Contracting through your own Limited company

Once you have secured your contract, what are the next steps?

1. Form your own Limited company

Simply choose your company name and form your Limited company online, appoint yourself as the company director and shareholder, if you are a ‘one person’ Limited company your company will be formed within a few hours. Thankfully over the last few years the government has simplified the formation process in an attempt to encourage new businesses.

Once your company has been incorporated you will then need to forward on your certificate of incorporation to your end client or agency.

2. Set up your business bank account

A Limited company is treated as a separate entity from you the director and it has to be clear that the money from the company is separate to your own personal account. 

With your new Limited company you’ll need a company bank account for your client to pay you into. Getting a business bank account takes a couple of weeks so it’s best to do it as soon as possible to ensure you don’t incur any delays in getting paid. Unlike personal banking, most business banking is chargeable with the bank often charging a fixed monthly fee and or charges per transaction. Many banks offer the first years banking free and then charge after. If you want to find out more about business banking - Cater Allen who offer free business banking, click here to find out more.

3. Register your company for VAT

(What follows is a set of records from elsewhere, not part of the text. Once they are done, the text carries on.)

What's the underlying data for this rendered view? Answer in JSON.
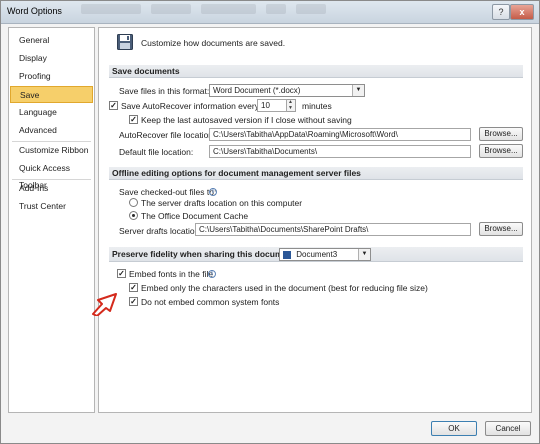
{
  "window": {
    "title": "Word Options",
    "help_label": "?",
    "close_label": "x"
  },
  "nav": {
    "items": [
      {
        "label": "General"
      },
      {
        "label": "Display"
      },
      {
        "label": "Proofing"
      },
      {
        "label": "Save",
        "selected": true
      },
      {
        "label": "Language"
      },
      {
        "label": "Advanced"
      },
      {
        "label": "Customize Ribbon"
      },
      {
        "label": "Quick Access Toolbar"
      },
      {
        "label": "Add-Ins"
      },
      {
        "label": "Trust Center"
      }
    ]
  },
  "header": {
    "icon": "save-floppy-icon",
    "text": "Customize how documents are saved."
  },
  "save_documents": {
    "section_title": "Save documents",
    "format_label": "Save files in this format:",
    "format_value": "Word Document (*.docx)",
    "autorecover_label": "Save AutoRecover information every",
    "autorecover_checked": true,
    "autorecover_minutes": "10",
    "minutes_label": "minutes",
    "keep_last_label": "Keep the last autosaved version if I close without saving",
    "keep_last_checked": true,
    "autorecover_location_label": "AutoRecover file location:",
    "autorecover_location_value": "C:\\Users\\Tabitha\\AppData\\Roaming\\Microsoft\\Word\\",
    "default_location_label": "Default file location:",
    "default_location_value": "C:\\Users\\Tabitha\\Documents\\",
    "browse_label": "Browse..."
  },
  "offline": {
    "section_title": "Offline editing options for document management server files",
    "checked_out_label": "Save checked-out files to:",
    "radio_server_label": "The server drafts location on this computer",
    "radio_cache_label": "The Office Document Cache",
    "selected": "cache",
    "drafts_label": "Server drafts location:",
    "drafts_value": "C:\\Users\\Tabitha\\Documents\\SharePoint Drafts\\",
    "browse_label": "Browse..."
  },
  "fidelity": {
    "section_title": "Preserve fidelity when sharing this document:",
    "document_value": "Document3",
    "embed_fonts_label": "Embed fonts in the file",
    "embed_fonts_checked": true,
    "embed_only_label": "Embed only the characters used in the document (best for reducing file size)",
    "embed_only_checked": true,
    "no_common_label": "Do not embed common system fonts",
    "no_common_checked": true
  },
  "footer": {
    "ok_label": "OK",
    "cancel_label": "Cancel"
  },
  "colors": {
    "selected_nav": "#f6cf6a",
    "annotation_arrow": "#d42a1c"
  }
}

Registering your company for VAT entitles you to reclaim the tax you have been charged when purchasing goods for your company. Most contractors working through their own Limited company choose to register for the Flat Rat VAT Scheme (FRS). FRS is a special incentive introduced by the government to simplify tax. You would charge 20% on all invoices (or whatever the prevailing VAT rate is), but pay back the HM Revenue and Customs at a lower rate, with your company keeping the difference as extra profit. The scheme is simple enough but it would be advisable to have a chat with an accountant to understand exactly how it works and what lower rate you should pay back at.

4. Do you need Professional Indemnity Insurance?

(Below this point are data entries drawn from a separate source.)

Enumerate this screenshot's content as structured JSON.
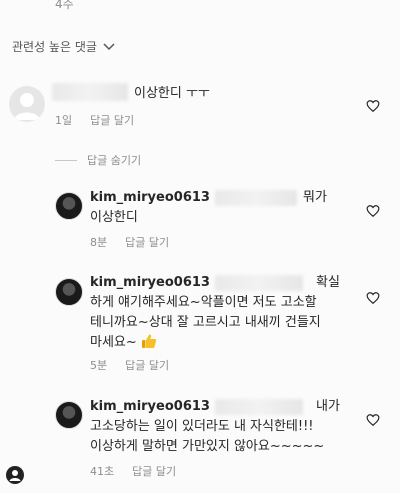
{
  "top_count": "4주",
  "sort": {
    "label": "관련성 높은 댓글"
  },
  "comments": [
    {
      "text": "이상한디 ㅜㅜ",
      "time": "1일",
      "reply": "답글 달기"
    }
  ],
  "hide_replies": "답글 숨기기",
  "replies": [
    {
      "username": "kim_miryeo0613",
      "line1_tail": "뭐가",
      "line2": "이상한디",
      "time": "8분",
      "reply": "답글 달기"
    },
    {
      "username": "kim_miryeo0613",
      "line1_tail": "확실",
      "line2": "하게 얘기해주세요~악플이면 저도 고소할",
      "line3": "테니까요~상대 잘 고르시고 내새끼 건들지",
      "line4": "마세요~",
      "time": "5분",
      "reply": "답글 달기"
    },
    {
      "username": "kim_miryeo0613",
      "line1_tail": "내가",
      "line2": "고소당하는 일이 있더라도 내 자식한테!!!",
      "line3": "이상하게 말하면 가만있지 않아요~~~~~",
      "time": "41초",
      "reply": "답글 달기"
    }
  ]
}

As with any profession, if you provide a service, you could potentially be challenged for the work you have done. It is therefore advisable to have cover; some clients will mandate levels of cover and also different professions attract different premiums. Click here to find out about Professional Indemnity Insurance.

5. Appoint an accountant

Appointing an accountant will help save you time, stress and worry when managing you tax affairs allowing you time and energy to concentrate on your contracting career. Whilst managing and running your own Limited company you will have questions on topics such as tax, dividends, expenses, and bookkeeping, so it’s best look into a contractor accountant who won’t charge you for every phone call or email you make. It’s also best to look for an accountant that offers free meetings as sometimes, maybe not all the time, it is handy and helpful to be to discuss things face to face.  There are many accountants who specialise in dealing with contractors and will be able to provide specialist advice.